As we move from discussing Right Speech to discussing Right Action, let’s pause at the conjunction of the two. Where in our lives are we talking about something but not doing anything about it? Perhaps we have strong opinions about something that we are only to happy to voice, but we don’t act upon them. We don’t use whatever skills we have to bring about the change we see as necessary.
Or perhaps we talk a lot about what we plan to do, putting words to our fantasies, but after a while people realize that they are only that, just fantasies, not plans that we will actually fulfill.
When we are paralyzed, unable to act, yet continually complain about the way things are or fantasize about the way we want them to be, we are ineffectual, inauthentic, and let’s face it, annoying. We cause suffering to ourselves and to those who must listen to our continual harangue. Our expressions of dissatisfaction have become a habit that we may not even be aware of. They become black holes that suck out our energy and leave us feeling powerless. People don’t like to be around us because they don’t want to be sucked into the black hole.
Perhaps our harangue is fueled by what we hear on the radio. Since what the speaker says resonates with some fear-rooted anger within us, we are ready to believe what we hear, and we may repeat it, spreading the fear with a sense of authority that is based on hearsay. The people we draw to us are others who are rooted in fear, who resonate with the despair and anger of our words, and are fueled by it. Then we wonder why we are surrounded with such angry challenging friends.
Without questioning what we hear, without making any effort to confirm it with other sources, we mindlessly spew out this information like gossip to pepper a conversation, instead of exploring how, if this is a real concern, we can be effective agents of change. This is a kind of purgatory of the mind where suffering is endless.
But before we rush out to ‘walk the walk’ of our talk, we need to be sure our planned actions will be skillful. For this we can do a little self-exploration. We bring our full consciousness to our judgments and beliefs. We question them: Is this true? How do I know this is true? Is this statement aligned with my deepest wisdom and my deepest intention? Is it coming from a whole hearted love or is it rooted in divisive fear?
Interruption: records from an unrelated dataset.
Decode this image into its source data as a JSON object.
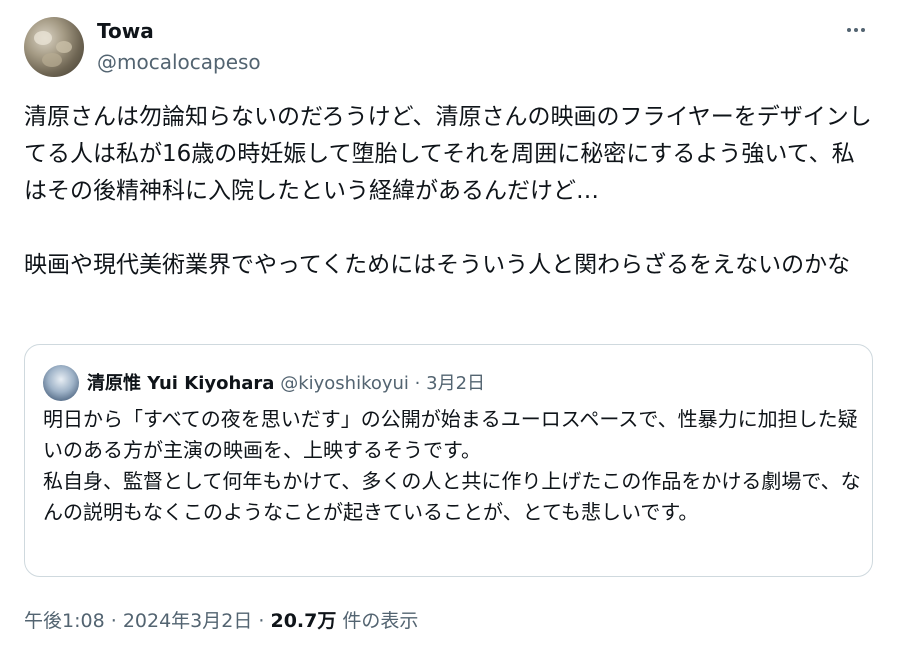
{
  "author": {
    "name": "Towa",
    "handle": "@mocalocapeso"
  },
  "tweet": {
    "text": "清原さんは勿論知らないのだろうけど、清原さんの映画のフライヤーをデザインしてる人は私が16歳の時妊娠して堕胎してそれを周囲に秘密にするよう強いて、私はその後精神科に入院したという経緯があるんだけど…\n\n映画や現代美術業界でやってくためにはそういう人と関わらざるをえないのかな"
  },
  "quote": {
    "name": "清原惟 Yui Kiyohara",
    "handle": "@kiyoshikoyui",
    "separator": "·",
    "date": "3月2日",
    "text": "明日から「すべての夜を思いだす」の公開が始まるユーロスペースで、性暴力に加担した疑いのある方が主演の映画を、上映するそうです。\n私自身、監督として何年もかけて、多くの人と共に作り上げたこの作品をかける劇場で、なんの説明もなくこのようなことが起きていることが、とても悲しいです。"
  },
  "footer": {
    "time": "午後1:08",
    "separator": "·",
    "date": "2024年3月2日",
    "views": "20.7万",
    "views_label": "件の表示"
  },
  "colors": {
    "text_primary": "#0f1419",
    "text_secondary": "#536471",
    "border": "#cfd9de"
  },
  "icons": {
    "more": "more-horizontal-icon"
  }
}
If it is indeed aligned and loving, is this concern one I am ready and willing to work to remedy? If so, can I use my creative energy to find skillful means to be useful? For example, is there an existing organization working on this issue where I can volunteer or at the very least send funds? If it is a fantasy for myself, can I put together a detailed step by step plan of action? And if not can I employ the skills of someone trained in doing so to help me?
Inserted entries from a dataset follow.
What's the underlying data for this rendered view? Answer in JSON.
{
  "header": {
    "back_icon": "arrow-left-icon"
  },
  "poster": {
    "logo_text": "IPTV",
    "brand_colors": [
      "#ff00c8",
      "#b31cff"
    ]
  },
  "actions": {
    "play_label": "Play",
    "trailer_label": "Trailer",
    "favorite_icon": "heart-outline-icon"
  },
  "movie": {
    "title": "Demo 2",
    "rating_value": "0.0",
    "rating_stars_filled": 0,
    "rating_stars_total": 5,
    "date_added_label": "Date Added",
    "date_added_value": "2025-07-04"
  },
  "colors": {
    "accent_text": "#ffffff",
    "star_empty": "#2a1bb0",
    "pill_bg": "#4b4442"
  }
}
If I can’t honestly say I will work toward remedying this situation, can I compassionately let go of my habitual commenting on it? Can I open to the possibility of perceived imperfection being an integral part of this life?
The pursuit of perfection is just one more allure of Mara, trying to keep us from awakening. Seduced by the pursuit, we feel we can’t really live until everything is ‘just right.’ We are holding out for a certain level of satisfaction when all aspects of our lives or the world are perfectly aligned with our personal preferences or our greater global vision. But nothing can ever be just right, it can only be as it is. True awakening happens in this moment, seeing the integral nature of existence, seeing through the drama, the violence, the pain, the boredom, and recognizing the infinite beauty that permeates it all – the patterns, the cycles, the seasons.
The answers that arise out of a spacious, calm honest exploration will provide either acceptance of the way things are or a means to be an effective agent for change. Either way, we have skillfully alleviated some suffering in ourselves and those around us.